I guess the landmark moment for me was when Vincent and I formed a creative partnership and received permission from Janet Frame to adapt her novel A State of Siege. This was in Vincent’s graduation year (he had failed the previous year!) and my honours year. A few weeks into the year at Ilam we disappeared to Wellington to shoot the film and returned three-quarters of the way through the year to edit in Christchurch. So you can imagine there were long periods of separation, not only being at the little two-storey annex but not even physically being in Christchurch for a good part of the last two years at art school.
Our group was very much at the vanguard of creating the film department. We were incredibly ambitious and got funding from outside sources and worked with outsiders from the art school. For A State of Siege, for instance, we got funding from the Arts Council, as it was known then, and from some private sources and set out to make a 50-minute drama. We brought in a lot of professionals from the industry, people like film director Geoff Murphy, and the great director of photography Alun Bollinger who went on to do Vigil and has had a continued involvement right through to River Queen with Vincent Ward.
At the end of art school, I got a Eurorail pass and took A State of Siege under my arm and sold it to a lot of countries in Europe. I then got a fellowship to train at 20th Century Fox in LA, which included some part time courses at UCLA – it was like a post-graduate programme for me.

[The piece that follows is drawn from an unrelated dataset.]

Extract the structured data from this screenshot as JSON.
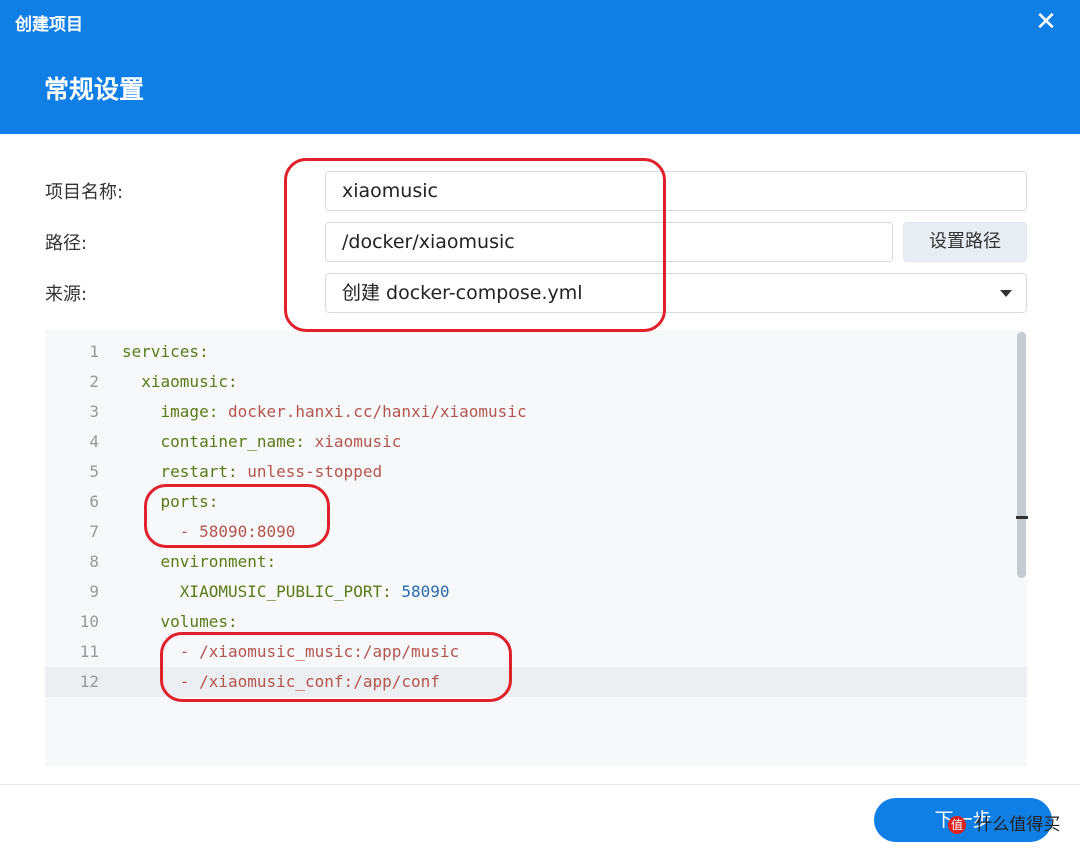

I always knew I was going to make movies. I didn’t want to do anything else, and I knew I wasn’t going to do anything else. And now, approaching 30 years later, I have made 24 feature films and worked for companies like Mirimax, Mel Gibson’s Icon and Working Title, the pre-eminent British production house.
I am intrigued to come across people like Glenn Standring and David Rittey who have come through art school. It kind of feels good that there is that continuum. Without sounding too misty-eyed, it was an extraordinary time. I feel fortunate that we happened to be a group of highly motivated, talented people who were there at a time when it was embryonic- not too structured. We could do our own thing, which fostered that quality of self-determination that is needed in this industry – almost merciless self-determination.
My time at art school coincided with a really exciting time internationally for filmmaking and locally the beginnings of an industry with people like Roger Donaldson and the New Zealand Film Commission emerging. And Vincent and I were lucky enough to be the ‘golden boys’ who had made a film like that when we were 21. I think in a broader sense I do look back to people like Doris and Tom and Bill, who in their very idiosyncratic, sometimes cantankerous ways really fuelled our imaginations… Especially someone like Vincent, who was much more the painter than I ever dreamed of being. We were heavily influenced in positive and negative ways; often you need those forces of friction and discontent as much as simulation and a sense of being nurtured.